### What to do
Go line by line through the entries and show those that hold the string "java".

▼

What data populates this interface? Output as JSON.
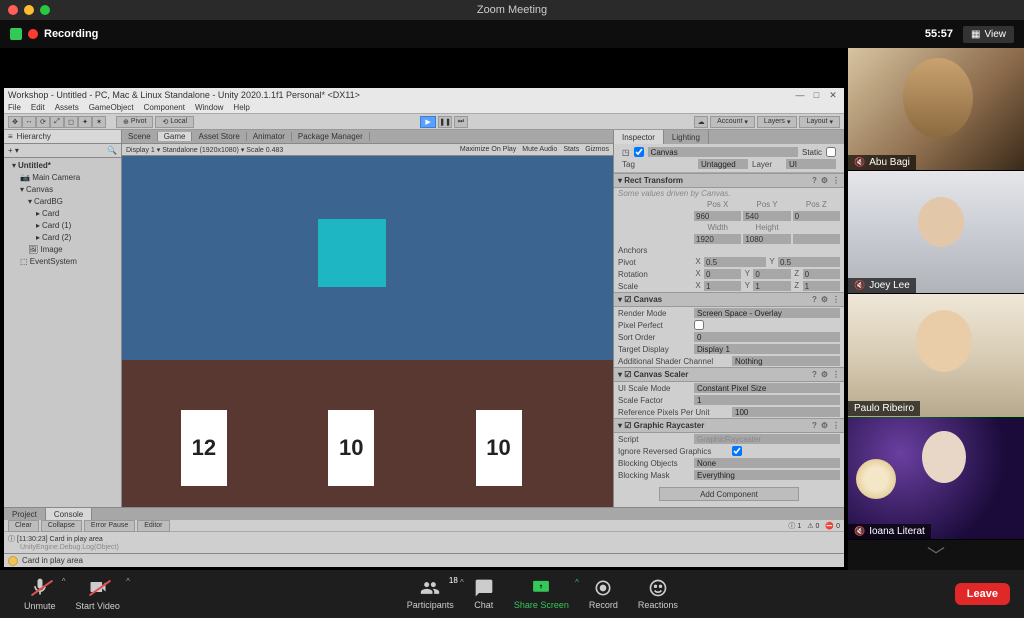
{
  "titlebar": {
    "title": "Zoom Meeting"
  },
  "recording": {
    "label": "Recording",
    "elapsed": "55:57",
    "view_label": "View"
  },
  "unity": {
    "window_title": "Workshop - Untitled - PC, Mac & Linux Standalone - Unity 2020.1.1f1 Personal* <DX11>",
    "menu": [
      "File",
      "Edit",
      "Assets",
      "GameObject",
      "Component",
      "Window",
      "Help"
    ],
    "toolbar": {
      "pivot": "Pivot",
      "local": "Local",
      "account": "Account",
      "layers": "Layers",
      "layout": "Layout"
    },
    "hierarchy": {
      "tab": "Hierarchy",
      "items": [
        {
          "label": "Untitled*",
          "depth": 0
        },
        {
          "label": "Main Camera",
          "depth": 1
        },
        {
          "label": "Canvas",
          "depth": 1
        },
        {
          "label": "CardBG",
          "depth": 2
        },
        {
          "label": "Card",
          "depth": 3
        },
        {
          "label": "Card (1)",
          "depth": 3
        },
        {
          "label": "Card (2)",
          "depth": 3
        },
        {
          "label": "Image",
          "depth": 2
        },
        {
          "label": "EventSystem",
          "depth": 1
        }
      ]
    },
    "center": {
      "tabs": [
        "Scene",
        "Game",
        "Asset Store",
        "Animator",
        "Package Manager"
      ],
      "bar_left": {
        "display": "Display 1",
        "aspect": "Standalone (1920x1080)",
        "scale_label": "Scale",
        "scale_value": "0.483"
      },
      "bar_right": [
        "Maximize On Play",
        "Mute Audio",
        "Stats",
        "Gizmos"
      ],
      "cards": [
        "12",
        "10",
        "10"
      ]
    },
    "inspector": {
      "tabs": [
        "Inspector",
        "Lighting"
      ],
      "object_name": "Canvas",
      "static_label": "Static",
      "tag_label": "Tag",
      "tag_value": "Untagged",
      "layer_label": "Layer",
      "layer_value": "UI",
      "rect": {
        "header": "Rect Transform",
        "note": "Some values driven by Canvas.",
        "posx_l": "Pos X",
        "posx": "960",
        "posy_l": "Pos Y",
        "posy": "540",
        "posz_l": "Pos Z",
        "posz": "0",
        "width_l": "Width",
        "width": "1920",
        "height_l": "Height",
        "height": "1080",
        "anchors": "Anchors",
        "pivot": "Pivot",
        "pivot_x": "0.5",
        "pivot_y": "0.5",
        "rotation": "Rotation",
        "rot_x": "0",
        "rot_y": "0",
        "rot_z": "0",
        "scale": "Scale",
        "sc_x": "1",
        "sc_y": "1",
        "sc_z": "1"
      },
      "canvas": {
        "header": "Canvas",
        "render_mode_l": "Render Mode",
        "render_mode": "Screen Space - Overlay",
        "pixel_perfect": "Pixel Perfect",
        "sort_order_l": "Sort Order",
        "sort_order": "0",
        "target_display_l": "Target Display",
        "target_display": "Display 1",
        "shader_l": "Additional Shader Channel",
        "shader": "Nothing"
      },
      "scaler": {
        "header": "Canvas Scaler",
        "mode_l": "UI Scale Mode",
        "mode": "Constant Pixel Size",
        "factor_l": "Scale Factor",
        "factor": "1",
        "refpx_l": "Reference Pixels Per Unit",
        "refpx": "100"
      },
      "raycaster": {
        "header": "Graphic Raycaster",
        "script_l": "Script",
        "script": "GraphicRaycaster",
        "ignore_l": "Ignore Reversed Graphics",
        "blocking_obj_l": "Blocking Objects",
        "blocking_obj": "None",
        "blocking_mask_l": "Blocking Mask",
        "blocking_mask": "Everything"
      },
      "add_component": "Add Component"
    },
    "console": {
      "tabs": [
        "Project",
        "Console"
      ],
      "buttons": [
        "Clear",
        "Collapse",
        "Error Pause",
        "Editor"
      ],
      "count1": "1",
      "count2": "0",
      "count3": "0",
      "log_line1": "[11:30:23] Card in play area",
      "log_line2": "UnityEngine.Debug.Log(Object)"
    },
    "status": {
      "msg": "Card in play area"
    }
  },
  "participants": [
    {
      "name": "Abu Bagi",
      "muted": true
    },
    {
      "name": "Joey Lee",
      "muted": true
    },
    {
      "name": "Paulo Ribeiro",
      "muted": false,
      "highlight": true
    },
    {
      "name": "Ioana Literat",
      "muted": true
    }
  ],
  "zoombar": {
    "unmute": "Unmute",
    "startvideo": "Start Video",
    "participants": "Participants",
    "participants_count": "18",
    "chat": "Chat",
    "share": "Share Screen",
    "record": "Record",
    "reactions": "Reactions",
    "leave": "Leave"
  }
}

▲
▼

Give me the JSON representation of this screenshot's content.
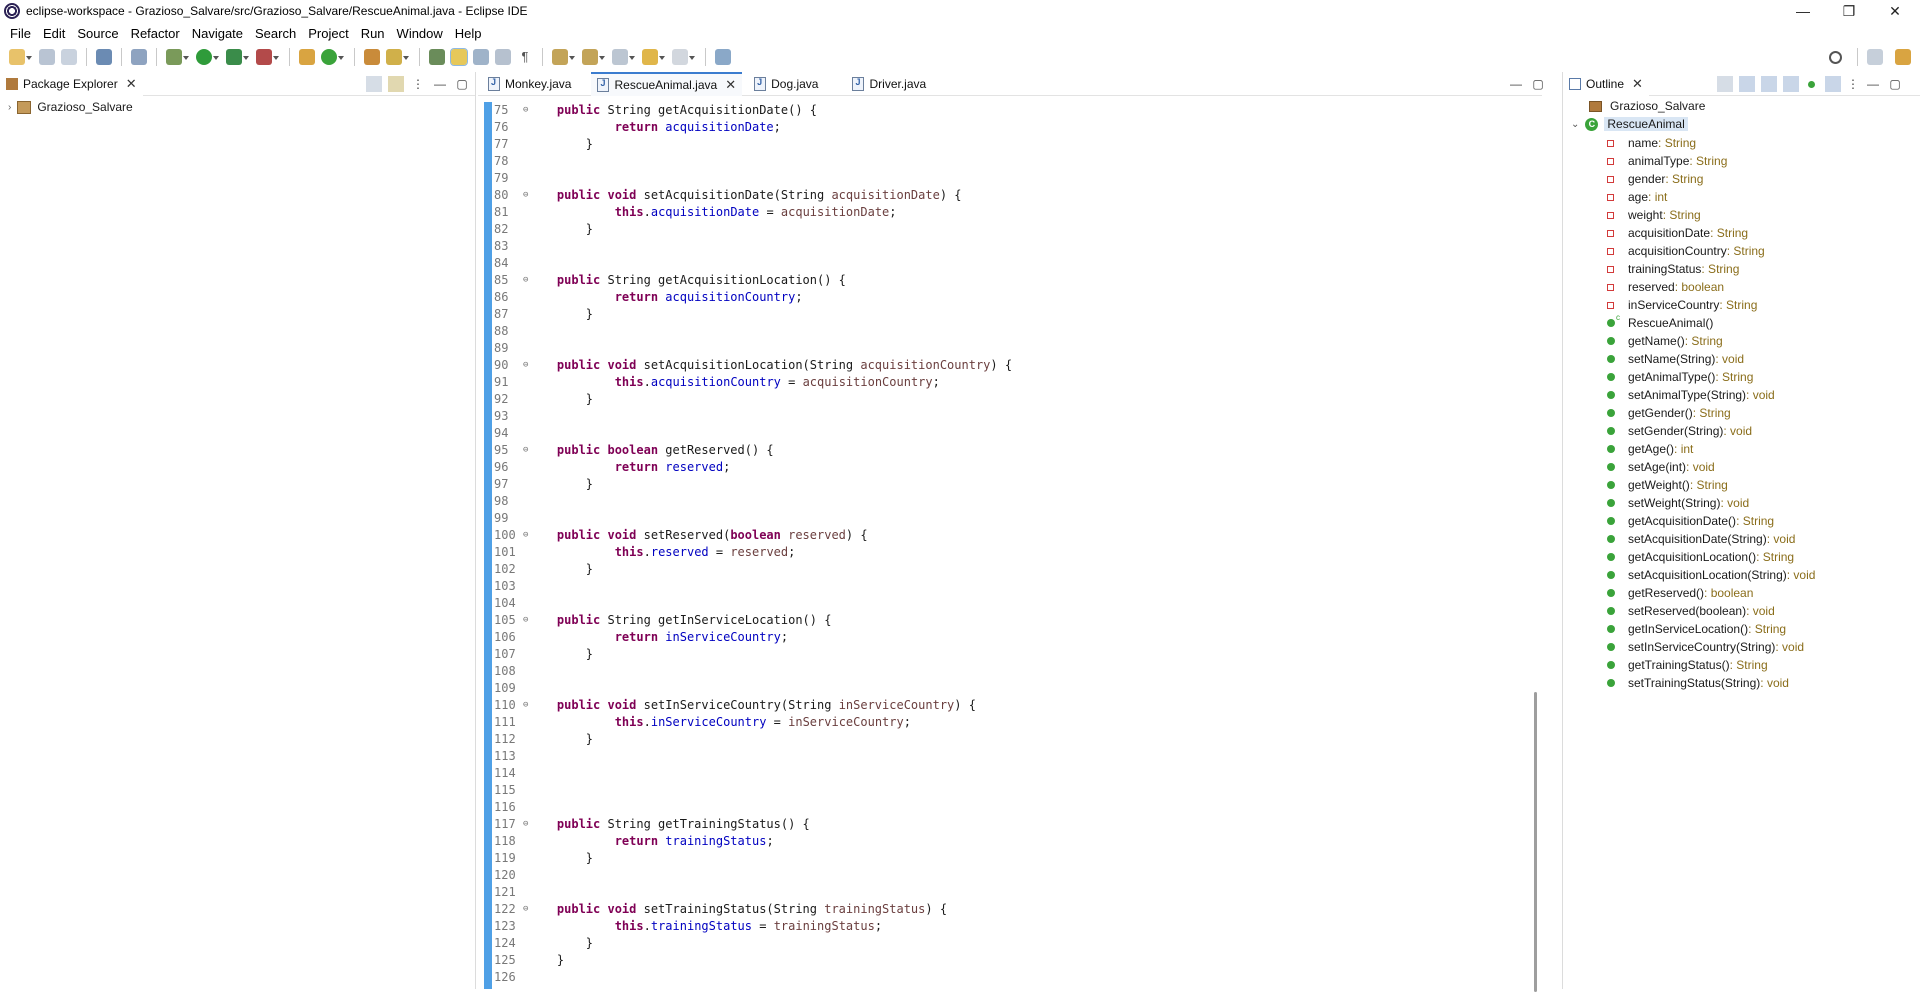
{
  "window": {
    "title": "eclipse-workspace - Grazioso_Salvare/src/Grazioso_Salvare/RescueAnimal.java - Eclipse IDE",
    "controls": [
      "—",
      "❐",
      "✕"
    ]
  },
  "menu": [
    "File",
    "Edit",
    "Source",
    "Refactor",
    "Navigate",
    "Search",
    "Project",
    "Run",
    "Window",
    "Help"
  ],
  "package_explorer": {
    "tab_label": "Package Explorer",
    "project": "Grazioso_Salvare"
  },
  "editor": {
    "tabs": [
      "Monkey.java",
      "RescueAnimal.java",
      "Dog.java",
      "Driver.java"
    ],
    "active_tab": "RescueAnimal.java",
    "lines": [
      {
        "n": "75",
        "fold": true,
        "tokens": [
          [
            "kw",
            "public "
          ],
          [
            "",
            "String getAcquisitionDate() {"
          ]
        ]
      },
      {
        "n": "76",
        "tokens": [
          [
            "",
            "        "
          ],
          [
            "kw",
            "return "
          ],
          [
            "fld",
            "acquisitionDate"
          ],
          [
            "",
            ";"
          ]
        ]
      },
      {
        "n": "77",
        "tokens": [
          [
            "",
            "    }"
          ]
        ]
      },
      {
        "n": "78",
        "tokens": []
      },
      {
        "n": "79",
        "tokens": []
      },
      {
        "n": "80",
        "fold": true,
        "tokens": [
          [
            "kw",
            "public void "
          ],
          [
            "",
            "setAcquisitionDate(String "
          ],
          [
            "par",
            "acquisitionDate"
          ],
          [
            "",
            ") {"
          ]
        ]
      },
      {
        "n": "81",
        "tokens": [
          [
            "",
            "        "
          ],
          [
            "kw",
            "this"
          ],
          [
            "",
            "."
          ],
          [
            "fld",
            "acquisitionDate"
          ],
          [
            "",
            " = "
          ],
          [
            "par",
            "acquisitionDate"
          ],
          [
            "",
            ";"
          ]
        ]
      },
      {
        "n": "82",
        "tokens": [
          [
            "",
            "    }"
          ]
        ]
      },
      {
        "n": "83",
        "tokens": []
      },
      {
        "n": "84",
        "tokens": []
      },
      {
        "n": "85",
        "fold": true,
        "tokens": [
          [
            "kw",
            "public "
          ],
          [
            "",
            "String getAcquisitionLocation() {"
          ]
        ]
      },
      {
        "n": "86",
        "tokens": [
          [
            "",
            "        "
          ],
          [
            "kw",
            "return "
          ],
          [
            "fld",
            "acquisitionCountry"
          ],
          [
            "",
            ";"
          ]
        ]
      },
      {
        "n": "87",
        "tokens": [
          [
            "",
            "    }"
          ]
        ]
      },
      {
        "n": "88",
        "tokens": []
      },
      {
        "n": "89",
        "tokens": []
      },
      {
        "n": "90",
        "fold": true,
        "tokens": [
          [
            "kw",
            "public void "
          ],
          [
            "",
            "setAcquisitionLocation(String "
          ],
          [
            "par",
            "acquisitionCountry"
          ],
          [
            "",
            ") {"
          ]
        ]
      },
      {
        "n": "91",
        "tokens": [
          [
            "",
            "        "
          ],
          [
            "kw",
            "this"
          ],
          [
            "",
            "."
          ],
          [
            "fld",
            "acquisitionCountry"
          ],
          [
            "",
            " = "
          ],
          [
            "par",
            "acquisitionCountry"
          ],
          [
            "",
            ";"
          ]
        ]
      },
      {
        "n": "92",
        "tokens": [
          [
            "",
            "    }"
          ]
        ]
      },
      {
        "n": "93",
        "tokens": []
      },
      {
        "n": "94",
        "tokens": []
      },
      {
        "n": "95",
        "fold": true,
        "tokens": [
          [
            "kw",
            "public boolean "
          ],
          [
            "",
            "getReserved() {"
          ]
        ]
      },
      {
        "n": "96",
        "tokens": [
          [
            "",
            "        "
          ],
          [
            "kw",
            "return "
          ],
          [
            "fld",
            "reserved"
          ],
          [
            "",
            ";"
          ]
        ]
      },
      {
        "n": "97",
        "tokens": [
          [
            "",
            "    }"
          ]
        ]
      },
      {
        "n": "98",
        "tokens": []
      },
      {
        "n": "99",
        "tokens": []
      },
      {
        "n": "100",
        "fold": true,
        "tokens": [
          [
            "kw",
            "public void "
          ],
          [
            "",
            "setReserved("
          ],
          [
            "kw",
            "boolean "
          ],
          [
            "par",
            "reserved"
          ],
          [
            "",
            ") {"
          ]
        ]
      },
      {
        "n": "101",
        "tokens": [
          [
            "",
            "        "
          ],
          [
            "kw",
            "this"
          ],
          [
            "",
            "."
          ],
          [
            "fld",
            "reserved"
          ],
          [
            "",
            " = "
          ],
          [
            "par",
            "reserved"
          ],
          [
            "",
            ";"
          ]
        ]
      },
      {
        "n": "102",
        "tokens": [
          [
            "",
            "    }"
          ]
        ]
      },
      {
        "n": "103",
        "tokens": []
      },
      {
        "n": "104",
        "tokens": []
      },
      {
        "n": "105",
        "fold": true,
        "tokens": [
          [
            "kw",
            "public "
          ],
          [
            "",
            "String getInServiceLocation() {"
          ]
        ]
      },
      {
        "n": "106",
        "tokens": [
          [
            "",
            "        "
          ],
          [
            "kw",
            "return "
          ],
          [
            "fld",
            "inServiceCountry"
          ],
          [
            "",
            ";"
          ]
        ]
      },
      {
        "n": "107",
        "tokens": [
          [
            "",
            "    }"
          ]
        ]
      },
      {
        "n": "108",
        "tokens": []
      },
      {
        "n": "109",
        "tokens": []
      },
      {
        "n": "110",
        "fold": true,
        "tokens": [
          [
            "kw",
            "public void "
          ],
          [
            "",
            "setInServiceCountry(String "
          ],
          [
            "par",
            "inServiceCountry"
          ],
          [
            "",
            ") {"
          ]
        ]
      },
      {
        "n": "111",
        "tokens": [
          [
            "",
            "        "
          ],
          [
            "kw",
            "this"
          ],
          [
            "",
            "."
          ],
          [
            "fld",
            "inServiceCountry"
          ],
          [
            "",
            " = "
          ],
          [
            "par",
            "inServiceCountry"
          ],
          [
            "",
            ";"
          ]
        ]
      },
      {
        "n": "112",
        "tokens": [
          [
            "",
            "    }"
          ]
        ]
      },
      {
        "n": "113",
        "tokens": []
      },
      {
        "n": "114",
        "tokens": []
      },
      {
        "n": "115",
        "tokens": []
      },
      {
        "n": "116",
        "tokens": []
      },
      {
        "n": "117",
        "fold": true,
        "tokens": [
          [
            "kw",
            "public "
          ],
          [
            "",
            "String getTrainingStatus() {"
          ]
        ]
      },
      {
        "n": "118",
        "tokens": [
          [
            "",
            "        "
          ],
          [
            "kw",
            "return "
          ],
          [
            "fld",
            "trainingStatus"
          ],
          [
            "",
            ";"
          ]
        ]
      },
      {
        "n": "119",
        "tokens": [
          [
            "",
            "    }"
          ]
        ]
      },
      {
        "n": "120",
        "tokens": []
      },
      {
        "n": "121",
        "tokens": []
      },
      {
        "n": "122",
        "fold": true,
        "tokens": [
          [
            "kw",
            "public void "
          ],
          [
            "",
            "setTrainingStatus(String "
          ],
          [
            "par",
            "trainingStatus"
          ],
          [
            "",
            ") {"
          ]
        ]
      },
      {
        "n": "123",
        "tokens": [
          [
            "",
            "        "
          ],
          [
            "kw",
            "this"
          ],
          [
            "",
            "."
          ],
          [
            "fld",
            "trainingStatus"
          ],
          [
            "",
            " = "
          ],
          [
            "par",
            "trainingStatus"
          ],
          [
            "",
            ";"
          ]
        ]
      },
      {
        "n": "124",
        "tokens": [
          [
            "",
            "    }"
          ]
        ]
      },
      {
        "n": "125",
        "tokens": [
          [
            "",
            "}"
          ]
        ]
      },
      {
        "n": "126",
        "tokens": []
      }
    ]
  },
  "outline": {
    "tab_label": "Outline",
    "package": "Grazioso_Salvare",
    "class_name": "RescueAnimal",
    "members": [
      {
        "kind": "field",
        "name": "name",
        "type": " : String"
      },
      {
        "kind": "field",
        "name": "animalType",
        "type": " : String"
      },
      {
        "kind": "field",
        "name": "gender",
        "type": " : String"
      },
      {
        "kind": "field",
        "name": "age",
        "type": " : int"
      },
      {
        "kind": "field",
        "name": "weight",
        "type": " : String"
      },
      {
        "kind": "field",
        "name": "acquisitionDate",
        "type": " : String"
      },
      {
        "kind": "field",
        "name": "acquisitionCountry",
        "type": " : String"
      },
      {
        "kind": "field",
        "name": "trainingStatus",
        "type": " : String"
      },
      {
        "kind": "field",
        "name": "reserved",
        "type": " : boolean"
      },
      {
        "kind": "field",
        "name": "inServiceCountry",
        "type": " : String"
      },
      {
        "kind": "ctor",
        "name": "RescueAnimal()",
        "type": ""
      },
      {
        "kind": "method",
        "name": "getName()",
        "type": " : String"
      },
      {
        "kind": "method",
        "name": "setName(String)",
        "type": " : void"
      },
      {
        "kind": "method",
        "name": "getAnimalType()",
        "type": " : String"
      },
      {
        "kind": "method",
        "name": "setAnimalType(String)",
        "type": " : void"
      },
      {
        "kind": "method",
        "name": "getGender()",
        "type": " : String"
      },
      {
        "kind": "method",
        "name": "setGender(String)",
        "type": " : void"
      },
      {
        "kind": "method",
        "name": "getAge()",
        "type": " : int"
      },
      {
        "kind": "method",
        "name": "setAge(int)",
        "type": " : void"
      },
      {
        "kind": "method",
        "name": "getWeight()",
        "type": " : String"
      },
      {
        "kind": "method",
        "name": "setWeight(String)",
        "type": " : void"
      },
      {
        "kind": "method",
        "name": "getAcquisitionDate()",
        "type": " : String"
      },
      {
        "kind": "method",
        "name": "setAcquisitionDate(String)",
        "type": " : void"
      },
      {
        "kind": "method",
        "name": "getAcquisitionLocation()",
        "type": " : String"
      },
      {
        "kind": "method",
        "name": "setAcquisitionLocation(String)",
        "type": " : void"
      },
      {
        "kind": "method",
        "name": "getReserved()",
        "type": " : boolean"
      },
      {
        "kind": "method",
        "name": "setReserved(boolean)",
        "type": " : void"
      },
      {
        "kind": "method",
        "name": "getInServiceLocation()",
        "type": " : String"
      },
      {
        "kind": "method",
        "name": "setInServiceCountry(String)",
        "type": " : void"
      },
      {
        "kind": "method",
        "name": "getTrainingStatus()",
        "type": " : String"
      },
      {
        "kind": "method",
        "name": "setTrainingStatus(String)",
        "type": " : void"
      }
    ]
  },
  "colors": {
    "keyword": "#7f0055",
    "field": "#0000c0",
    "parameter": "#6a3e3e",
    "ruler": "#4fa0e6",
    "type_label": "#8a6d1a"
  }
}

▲

### Solution to this exercise
    "title": "eclipse-workspace - Grazioso_Salvare/src/Grazioso_Salvare/RescueAnimal.java - Eclipse IDE",
      "Monkey.java",
      "RescueAnimal.java",
      "Dog.java",
      "Driver.java"
    "active_tab": "RescueAnimal.java",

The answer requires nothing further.